My faithful Porter had some work to do during this winter, for which it was transported to different places: Into the garden, at my parents-in-law’s, even at work. Of course, these transports always entail boxing and unboxing into transport crates, which lead to considerable wear regarding the coupling between loco and tender on the one hand, and the conductor’s platform at the tender’s rear end on the other hand. Thus, we’re going to focus today on ever-occuring maintenance and possible improvements.
As I wrote earlier, I’m going to switch my father’s Mogul loco to battery power. However, I want to gain some experience first by modernizing my porter loco.
At the finish line the porter as well as the mogul locos will be equipped with DelTang receivers and Li-Ion powerpacks.
Since the first test run some time has passed by, but there have been only a few opportunities to make progress with the tender’s construction. Nevertheless I managed to slip into the shop now and then and today I’d like to summarize the progress.

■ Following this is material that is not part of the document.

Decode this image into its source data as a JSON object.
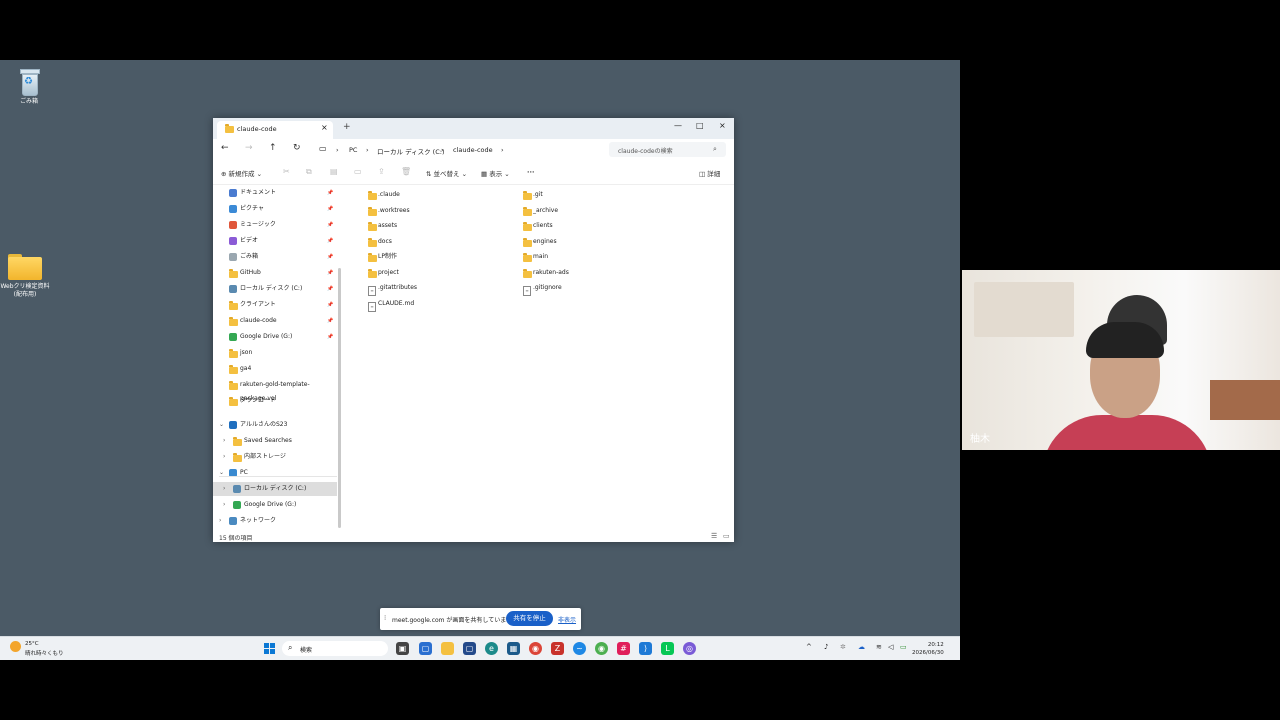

The most important thing first: the tender’s got a knuckle coupler. On the one hand it seemed plausible to me, since I’m going to model a railroad at the beginning of the 20th century, as mentioned on creating the blueprints. On the other hand I’m hoping for easier operations. I’ve already got some experience with link and pin couplers and I find it quite cumbersome to pull and put the links and pins between the cars with a long set of tweezers. Knuckle couplers however allow for automatic coupling at the best of times, especially if you can set brakes on the cars. Decoupling is even easier if you have cut levers at the side of the cars or use an R/C-controlled servo to pull the pin.
Today was a very special day for me. After years of planning, after months of constructing my porter tender, after weeks of waiting for vacation – today, I finally got to lay my own rails out in my own garden and I let my own loco run a few rounds.
With working couplers between loco and tender finished, I finally wanted to see some colour on the side walls. First, the stakes were painted with carmine red acrylic paint, as were the handrails. That turned out to be a bit tricky, but a second coating provided an acceptable surface.
After all handrails looked nice and the paint was dried, the red areas were masked with tape. You have to work carefully and pay attention to apply enough pressure at the edges of the tape, in order to avoid fresh paint to seep into the gaps of the wood’s grain.
Of course, the electrical connection between loco and tender made it necesarry to add a coupling between the two before there could be any test runs. In order to stay close to the prototypical concepts and to make a long-lasting connection, I wanted to use threaded rods and square nuts. Unfortunately there was not enough room on the loco to use nbw on both ends, so I soldered a square nut onto a threaded rod with a diameter of 1,6mm. That way it looks like a genuine nbw from the outside, but can be screwed into the thick plastic frame.
Now that the tender’s basic construction is finished, I wanted to achieve operational readiness. That required the porter loco to get converted from rail to battery power. The most important thing to keep in mind is to insulate the loco’s circuits from the rails in order to avoid “supplying” the rails with the battery’s current. Only then one is completely independent from other loco’s and can really enjoy the advantages of battery power.
By finishing the tender’s frame (german version, translation pending) it’s about time to focus on the side walls. Quite an important part is to build the stake pockets, with the prototype they form the link between the side walls and the frame, with the models most of the time it’s just cosmetics. Since I’d like to build as many parts as possibly by myself and some prototypical pictures revealed that sometimes simple solutions prevail in the 1 : 1 scale, I chose the most primitive approach.
After the basic requirements regarding the dimensions were cleared, an extensive online Image research took place. Apparently, opinions are divided whether a model Porter with a tender is a prototypical sight. Fortunately, I can avoid this topic altogether because I’m not going to model an explicit prototype. Instead, I’ll experiment with different themes and decide on a case-by-case basis whether and to what extend I’ll let the prototype reign supreme or just get some inspiration for my own creations.
Since last September I’ve worked on a project, which I’d like to present now. It’s about a small Portor steam locomotive by LGB, which I want to switch over to battery that is accumulator power, controlled by R/C. At a later time I’d also like to adapt the looks.
This loco is supposed to make the starting point for my own garden railway, hopefully within this year. September and October were spent with some experiments to place all the necessary components within the locomotive. Alas, I had to take away too much of the lead ballast, so the loco wasn’t able to transmit its motive power to the rails.